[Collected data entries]

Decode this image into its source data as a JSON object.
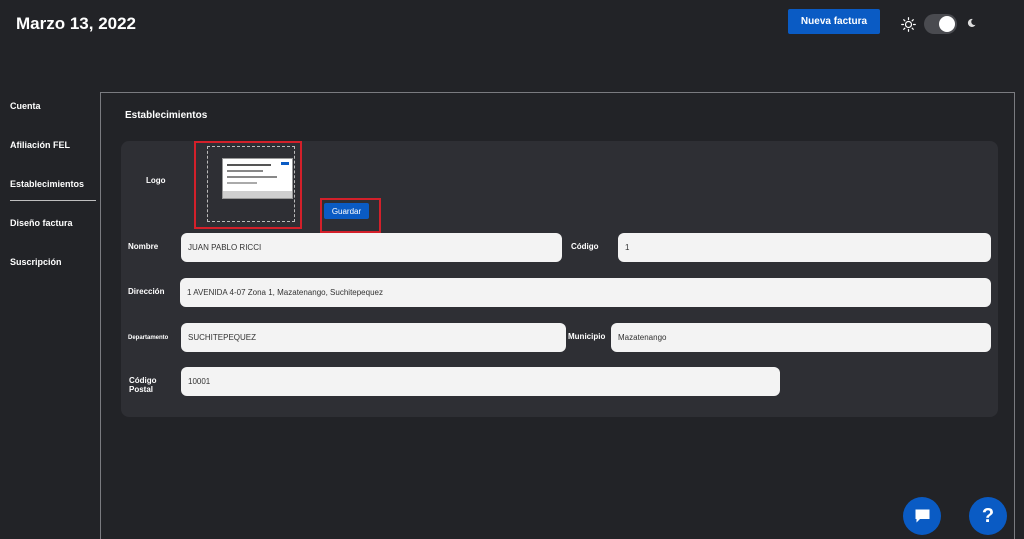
{
  "header": {
    "date": "Marzo 13, 2022",
    "new_invoice_label": "Nueva factura",
    "theme_icons": [
      "sun-icon",
      "moon-icon"
    ]
  },
  "sidebar": {
    "items": [
      {
        "label": "Cuenta"
      },
      {
        "label": "Afiliación FEL"
      },
      {
        "label": "Establecimientos"
      },
      {
        "label": "Diseño factura"
      },
      {
        "label": "Suscripción"
      }
    ],
    "active_index": 2
  },
  "panel": {
    "title": "Establecimientos"
  },
  "form": {
    "logo_label": "Logo",
    "save_label": "Guardar",
    "nombre_label": "Nombre",
    "nombre_value": "JUAN PABLO RICCI",
    "codigo_label": "Código",
    "codigo_value": "1",
    "direccion_label": "Dirección",
    "direccion_value": "1 AVENIDA 4-07 Zona 1, Mazatenango, Suchitepequez",
    "departamento_label": "Departamento",
    "departamento_value": "SUCHITEPEQUEZ",
    "municipio_label": "Municipio",
    "municipio_value": "Mazatenango",
    "codigo_postal_label": "Código Postal",
    "codigo_postal_value": "10001"
  },
  "fabs": {
    "help_glyph": "?",
    "icons": [
      "chat-icon",
      "help-icon"
    ]
  },
  "colors": {
    "background": "#222327",
    "card": "#2e2f34",
    "accent": "#0a5bc4",
    "highlight": "#d3202a"
  }
}
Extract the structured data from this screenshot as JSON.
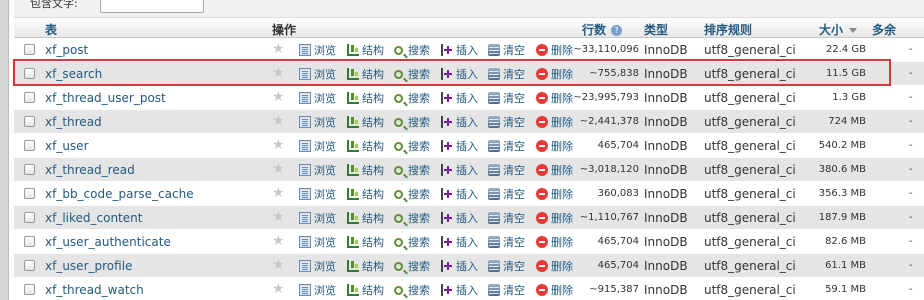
{
  "filter": {
    "label": "包含文字:",
    "value": ""
  },
  "columns": {
    "table": "表",
    "action": "操作",
    "rows": "行数",
    "type": "类型",
    "collation": "排序规则",
    "size": "大小",
    "overhead": "多余"
  },
  "actions": {
    "browse": "浏览",
    "structure": "结构",
    "search": "搜索",
    "insert": "插入",
    "empty": "清空",
    "drop": "删除"
  },
  "rows": [
    {
      "name": "xf_post",
      "rows": "~33,110,096",
      "type": "InnoDB",
      "collation": "utf8_general_ci",
      "size": "22.4 GB",
      "overhead": "-"
    },
    {
      "name": "xf_search",
      "rows": "~755,838",
      "type": "InnoDB",
      "collation": "utf8_general_ci",
      "size": "11.5 GB",
      "overhead": "-"
    },
    {
      "name": "xf_thread_user_post",
      "rows": "~23,995,793",
      "type": "InnoDB",
      "collation": "utf8_general_ci",
      "size": "1.3 GB",
      "overhead": "-"
    },
    {
      "name": "xf_thread",
      "rows": "~2,441,378",
      "type": "InnoDB",
      "collation": "utf8_general_ci",
      "size": "724 MB",
      "overhead": "-"
    },
    {
      "name": "xf_user",
      "rows": "465,704",
      "type": "InnoDB",
      "collation": "utf8_general_ci",
      "size": "540.2 MB",
      "overhead": "-"
    },
    {
      "name": "xf_thread_read",
      "rows": "~3,018,120",
      "type": "InnoDB",
      "collation": "utf8_general_ci",
      "size": "380.6 MB",
      "overhead": "-"
    },
    {
      "name": "xf_bb_code_parse_cache",
      "rows": "360,083",
      "type": "InnoDB",
      "collation": "utf8_general_ci",
      "size": "356.3 MB",
      "overhead": "-"
    },
    {
      "name": "xf_liked_content",
      "rows": "~1,110,767",
      "type": "InnoDB",
      "collation": "utf8_general_ci",
      "size": "187.9 MB",
      "overhead": "-"
    },
    {
      "name": "xf_user_authenticate",
      "rows": "465,704",
      "type": "InnoDB",
      "collation": "utf8_general_ci",
      "size": "82.6 MB",
      "overhead": "-"
    },
    {
      "name": "xf_user_profile",
      "rows": "465,704",
      "type": "InnoDB",
      "collation": "utf8_general_ci",
      "size": "61.1 MB",
      "overhead": "-"
    },
    {
      "name": "xf_thread_watch",
      "rows": "~915,387",
      "type": "InnoDB",
      "collation": "utf8_general_ci",
      "size": "59.1 MB",
      "overhead": "-"
    }
  ],
  "highlighted_row": "xf_search",
  "colors": {
    "link": "#235a81",
    "highlight_border": "#d9363e",
    "row_alt": "#e5e5e5"
  }
}
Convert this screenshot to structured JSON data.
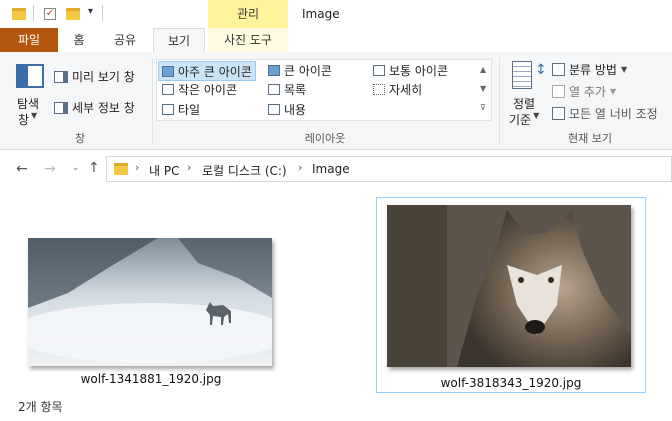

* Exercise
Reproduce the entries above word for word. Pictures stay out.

* Response to the exercise
Decode this image into its source data as a JSON object.
{
  "header": {
    "date": "Marzo 13, 2022",
    "new_invoice_label": "Nueva factura",
    "theme_icons": [
      "sun-icon",
      "moon-icon"
    ]
  },
  "sidebar": {
    "items": [
      {
        "label": "Cuenta"
      },
      {
        "label": "Afiliación FEL"
      },
      {
        "label": "Establecimientos"
      },
      {
        "label": "Diseño factura"
      },
      {
        "label": "Suscripción"
      }
    ],
    "active_index": 2
  },
  "panel": {
    "title": "Establecimientos"
  },
  "form": {
    "logo_label": "Logo",
    "save_label": "Guardar",
    "nombre_label": "Nombre",
    "nombre_value": "JUAN PABLO RICCI",
    "codigo_label": "Código",
    "codigo_value": "1",
    "direccion_label": "Dirección",
    "direccion_value": "1 AVENIDA 4-07 Zona 1, Mazatenango, Suchitepequez",
    "departamento_label": "Departamento",
    "departamento_value": "SUCHITEPEQUEZ",
    "municipio_label": "Municipio",
    "municipio_value": "Mazatenango",
    "codigo_postal_label": "Código Postal",
    "codigo_postal_value": "10001"
  },
  "fabs": {
    "help_glyph": "?",
    "icons": [
      "chat-icon",
      "help-icon"
    ]
  },
  "colors": {
    "background": "#222327",
    "card": "#2e2f34",
    "accent": "#0a5bc4",
    "highlight": "#d3202a"
  }
}
Extract the structured data from this screenshot as JSON.
{
  "filter": {
    "label": "包含文字:",
    "value": ""
  },
  "columns": {
    "table": "表",
    "action": "操作",
    "rows": "行数",
    "type": "类型",
    "collation": "排序规则",
    "size": "大小",
    "overhead": "多余"
  },
  "actions": {
    "browse": "浏览",
    "structure": "结构",
    "search": "搜索",
    "insert": "插入",
    "empty": "清空",
    "drop": "删除"
  },
  "rows": [
    {
      "name": "xf_post",
      "rows": "~33,110,096",
      "type": "InnoDB",
      "collation": "utf8_general_ci",
      "size": "22.4 GB",
      "overhead": "-"
    },
    {
      "name": "xf_search",
      "rows": "~755,838",
      "type": "InnoDB",
      "collation": "utf8_general_ci",
      "size": "11.5 GB",
      "overhead": "-"
    },
    {
      "name": "xf_thread_user_post",
      "rows": "~23,995,793",
      "type": "InnoDB",
      "collation": "utf8_general_ci",
      "size": "1.3 GB",
      "overhead": "-"
    },
    {
      "name": "xf_thread",
      "rows": "~2,441,378",
      "type": "InnoDB",
      "collation": "utf8_general_ci",
      "size": "724 MB",
      "overhead": "-"
    },
    {
      "name": "xf_user",
      "rows": "465,704",
      "type": "InnoDB",
      "collation": "utf8_general_ci",
      "size": "540.2 MB",
      "overhead": "-"
    },
    {
      "name": "xf_thread_read",
      "rows": "~3,018,120",
      "type": "InnoDB",
      "collation": "utf8_general_ci",
      "size": "380.6 MB",
      "overhead": "-"
    },
    {
      "name": "xf_bb_code_parse_cache",
      "rows": "360,083",
      "type": "InnoDB",
      "collation": "utf8_general_ci",
      "size": "356.3 MB",
      "overhead": "-"
    },
    {
      "name": "xf_liked_content",
      "rows": "~1,110,767",
      "type": "InnoDB",
      "collation": "utf8_general_ci",
      "size": "187.9 MB",
      "overhead": "-"
    },
    {
      "name": "xf_user_authenticate",
      "rows": "465,704",
      "type": "InnoDB",
      "collation": "utf8_general_ci",
      "size": "82.6 MB",
      "overhead": "-"
    },
    {
      "name": "xf_user_profile",
      "rows": "465,704",
      "type": "InnoDB",
      "collation": "utf8_general_ci",
      "size": "61.1 MB",
      "overhead": "-"
    },
    {
      "name": "xf_thread_watch",
      "rows": "~915,387",
      "type": "InnoDB",
      "collation": "utf8_general_ci",
      "size": "59.1 MB",
      "overhead": "-"
    }
  ],
  "highlighted_row": "xf_search",
  "colors": {
    "link": "#235a81",
    "highlight_border": "#d9363e",
    "row_alt": "#e5e5e5"
  }
}
Convert this screenshot to structured JSON data.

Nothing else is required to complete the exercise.